So now you have an idea, a name, a company, a Pro Forma, a Federal Tax ID #, a logo, a pitch book, a business plan and a visual demo to show what the product will look like (without functionality).
It’s also possible have also spent under $3000 but have spent a LOT of time.
Now it’s time to polish everything up and bring it up to speed and start presenting.
Raising capital is an adventure, and to a large extent it will extend to your personal contacts first. Sometimes it’s very easy (if the right people know you and you have a great idea) and sometimes it’s a journey that never ends (wrong idea…you have no connections).
It is fairly common for software companies at this stage to command a 1M valuation despite being “pre-development” and “pre-revenue.” 250K for 25% is a fairly normal offer in the venture capital world. That said, the person with the money might feel differently, so you should be prepared to work something out. Sometimes a personal guarantee may be necessary, and sometimes it may be a loan. Please see our blog post on “VALUATE YOUR SOFTWARE COMPANY FOR A PRE-LAUNCH CAPITAL RAISE” for more information: How to valuate a software company
You will need to determine the real amount of money you will need to build the product and have that pitch book in tip-top shape. Knocking on any and all doors is a good exercise in any case.
Assuming you had the right idea and the right people in place, you may now have a valuable company. The most important piece is never the idea, it’s always the execution of the idea. If you raise the capital you need to fund this idea, you may be on the way to a multi-million dollar company.
If you followed these instructions and had the resources, luck and skill to have all the puzzle pieces fall in place it is possible you may have gotten here for under $3,000 out of pocket.
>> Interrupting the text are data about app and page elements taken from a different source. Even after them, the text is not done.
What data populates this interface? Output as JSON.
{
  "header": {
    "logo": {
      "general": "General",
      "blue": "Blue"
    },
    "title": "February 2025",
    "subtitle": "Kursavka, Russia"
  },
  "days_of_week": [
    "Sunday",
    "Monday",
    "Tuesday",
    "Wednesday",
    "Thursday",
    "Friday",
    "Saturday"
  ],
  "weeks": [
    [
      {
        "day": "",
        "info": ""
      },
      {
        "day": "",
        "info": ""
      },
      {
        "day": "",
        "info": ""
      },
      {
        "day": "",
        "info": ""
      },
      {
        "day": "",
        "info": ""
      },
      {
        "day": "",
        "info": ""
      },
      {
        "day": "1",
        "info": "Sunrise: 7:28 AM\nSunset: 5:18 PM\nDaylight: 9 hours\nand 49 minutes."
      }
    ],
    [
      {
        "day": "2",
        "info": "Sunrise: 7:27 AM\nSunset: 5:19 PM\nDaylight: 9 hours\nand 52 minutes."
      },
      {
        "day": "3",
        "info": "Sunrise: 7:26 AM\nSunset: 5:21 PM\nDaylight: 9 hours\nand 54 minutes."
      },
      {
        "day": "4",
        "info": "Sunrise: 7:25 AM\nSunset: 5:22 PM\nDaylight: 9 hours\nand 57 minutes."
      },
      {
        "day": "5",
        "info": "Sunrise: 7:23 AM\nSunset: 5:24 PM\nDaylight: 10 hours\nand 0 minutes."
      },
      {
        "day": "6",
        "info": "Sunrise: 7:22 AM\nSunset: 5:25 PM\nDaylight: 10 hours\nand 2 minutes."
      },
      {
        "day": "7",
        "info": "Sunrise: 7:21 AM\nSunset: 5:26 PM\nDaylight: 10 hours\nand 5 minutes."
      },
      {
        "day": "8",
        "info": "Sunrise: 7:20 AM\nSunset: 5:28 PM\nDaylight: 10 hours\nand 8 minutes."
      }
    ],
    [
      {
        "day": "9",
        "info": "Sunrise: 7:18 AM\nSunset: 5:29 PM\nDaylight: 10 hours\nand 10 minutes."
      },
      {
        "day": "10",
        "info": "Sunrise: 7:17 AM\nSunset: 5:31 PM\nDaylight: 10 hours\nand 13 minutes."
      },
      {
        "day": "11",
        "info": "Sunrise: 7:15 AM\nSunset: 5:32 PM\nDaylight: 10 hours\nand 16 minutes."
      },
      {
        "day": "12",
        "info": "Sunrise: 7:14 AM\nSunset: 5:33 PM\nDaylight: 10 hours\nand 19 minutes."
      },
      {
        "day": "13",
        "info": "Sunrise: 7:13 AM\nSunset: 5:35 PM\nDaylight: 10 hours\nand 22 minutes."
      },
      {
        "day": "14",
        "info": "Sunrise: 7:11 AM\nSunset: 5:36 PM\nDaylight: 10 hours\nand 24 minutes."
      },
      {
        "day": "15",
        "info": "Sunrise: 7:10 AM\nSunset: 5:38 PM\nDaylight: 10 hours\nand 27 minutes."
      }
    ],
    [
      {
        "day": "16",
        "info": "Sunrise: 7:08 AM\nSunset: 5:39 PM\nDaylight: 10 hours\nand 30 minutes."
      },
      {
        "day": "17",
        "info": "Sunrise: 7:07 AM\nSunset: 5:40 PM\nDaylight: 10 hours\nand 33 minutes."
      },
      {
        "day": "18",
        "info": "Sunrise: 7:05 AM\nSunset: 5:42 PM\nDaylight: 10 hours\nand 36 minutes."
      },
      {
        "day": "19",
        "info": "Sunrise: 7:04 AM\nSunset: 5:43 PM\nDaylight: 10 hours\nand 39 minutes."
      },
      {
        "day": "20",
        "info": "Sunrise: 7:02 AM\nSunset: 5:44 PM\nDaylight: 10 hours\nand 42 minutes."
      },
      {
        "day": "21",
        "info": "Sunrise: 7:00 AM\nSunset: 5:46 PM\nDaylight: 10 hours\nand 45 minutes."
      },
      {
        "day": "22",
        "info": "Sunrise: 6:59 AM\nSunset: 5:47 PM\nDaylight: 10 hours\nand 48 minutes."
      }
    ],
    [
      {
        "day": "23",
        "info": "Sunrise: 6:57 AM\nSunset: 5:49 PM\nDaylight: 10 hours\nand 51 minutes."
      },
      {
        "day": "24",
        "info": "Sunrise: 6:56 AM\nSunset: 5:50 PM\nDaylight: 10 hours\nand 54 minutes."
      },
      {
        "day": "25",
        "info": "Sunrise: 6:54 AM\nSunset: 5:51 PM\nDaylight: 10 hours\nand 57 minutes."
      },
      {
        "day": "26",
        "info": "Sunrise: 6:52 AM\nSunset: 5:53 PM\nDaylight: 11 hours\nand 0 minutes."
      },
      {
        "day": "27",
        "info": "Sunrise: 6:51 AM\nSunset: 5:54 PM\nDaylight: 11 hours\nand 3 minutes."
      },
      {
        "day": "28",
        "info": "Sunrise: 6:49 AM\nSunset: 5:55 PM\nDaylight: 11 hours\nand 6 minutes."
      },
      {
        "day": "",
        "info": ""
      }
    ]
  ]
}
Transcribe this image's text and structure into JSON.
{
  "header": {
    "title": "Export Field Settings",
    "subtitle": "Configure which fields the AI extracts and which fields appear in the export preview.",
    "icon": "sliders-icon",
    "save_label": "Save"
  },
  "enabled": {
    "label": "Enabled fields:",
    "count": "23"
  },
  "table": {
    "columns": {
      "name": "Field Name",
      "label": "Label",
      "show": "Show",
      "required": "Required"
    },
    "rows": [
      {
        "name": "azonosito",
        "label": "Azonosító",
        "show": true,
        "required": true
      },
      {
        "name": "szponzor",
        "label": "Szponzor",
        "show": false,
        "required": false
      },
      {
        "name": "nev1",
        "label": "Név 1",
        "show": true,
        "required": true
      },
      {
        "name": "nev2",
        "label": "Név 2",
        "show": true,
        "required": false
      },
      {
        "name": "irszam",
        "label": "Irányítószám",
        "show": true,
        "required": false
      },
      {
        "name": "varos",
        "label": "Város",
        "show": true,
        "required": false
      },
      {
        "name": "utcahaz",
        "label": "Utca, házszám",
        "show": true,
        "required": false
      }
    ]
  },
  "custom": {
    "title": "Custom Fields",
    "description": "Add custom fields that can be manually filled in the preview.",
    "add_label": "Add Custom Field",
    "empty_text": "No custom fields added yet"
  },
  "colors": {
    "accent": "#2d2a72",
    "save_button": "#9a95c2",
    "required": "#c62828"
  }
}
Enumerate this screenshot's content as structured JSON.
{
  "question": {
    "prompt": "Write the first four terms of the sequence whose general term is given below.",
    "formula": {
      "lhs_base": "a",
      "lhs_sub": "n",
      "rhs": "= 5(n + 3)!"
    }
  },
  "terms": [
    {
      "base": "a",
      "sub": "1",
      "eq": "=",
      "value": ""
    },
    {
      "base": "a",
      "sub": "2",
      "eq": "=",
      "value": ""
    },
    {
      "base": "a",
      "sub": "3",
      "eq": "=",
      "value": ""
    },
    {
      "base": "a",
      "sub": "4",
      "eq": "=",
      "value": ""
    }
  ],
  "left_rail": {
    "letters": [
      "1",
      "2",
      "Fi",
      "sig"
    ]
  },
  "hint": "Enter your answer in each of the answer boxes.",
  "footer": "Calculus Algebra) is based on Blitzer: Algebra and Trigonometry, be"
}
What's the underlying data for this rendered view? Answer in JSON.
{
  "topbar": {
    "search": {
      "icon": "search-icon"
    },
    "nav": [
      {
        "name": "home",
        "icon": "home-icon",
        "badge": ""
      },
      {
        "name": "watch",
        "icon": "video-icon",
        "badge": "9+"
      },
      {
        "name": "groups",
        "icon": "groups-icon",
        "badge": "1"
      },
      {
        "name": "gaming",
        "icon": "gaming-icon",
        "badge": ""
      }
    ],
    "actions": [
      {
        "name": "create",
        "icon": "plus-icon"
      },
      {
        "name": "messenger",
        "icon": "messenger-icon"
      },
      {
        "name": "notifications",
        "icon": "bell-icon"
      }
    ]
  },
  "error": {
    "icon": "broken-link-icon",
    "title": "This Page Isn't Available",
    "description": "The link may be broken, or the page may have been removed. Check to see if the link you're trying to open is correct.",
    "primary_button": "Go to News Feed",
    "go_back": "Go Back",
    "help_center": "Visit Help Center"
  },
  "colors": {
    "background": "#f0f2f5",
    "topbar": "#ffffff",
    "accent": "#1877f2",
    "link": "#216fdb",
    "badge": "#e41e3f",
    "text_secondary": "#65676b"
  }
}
If that does happen that would be amazing and I would love to hear about it.
I was not that lucky but had my share of luck on the way!
Please feel free to reach out if you have any questions, I am happy to help.
ABOUT THE AUTHOR:
Eric Beans is CEO of Texting Base, Inc., out of Orlando, Florida. Texting Base is a cloud-based software that adds efficiency and power to business texting communications. Combining the efficiency of a “mass text” and the effectiveness of a personal text message, Texting Base uses patent pending software to allow businesses to build relationships with their customers like never before. Prior to Texting Base, Eric Beans owned Premier Mortgage Capital, Inc., a nationwide state charted mortgage company and helped to start TechSpan, a global IT consulting company.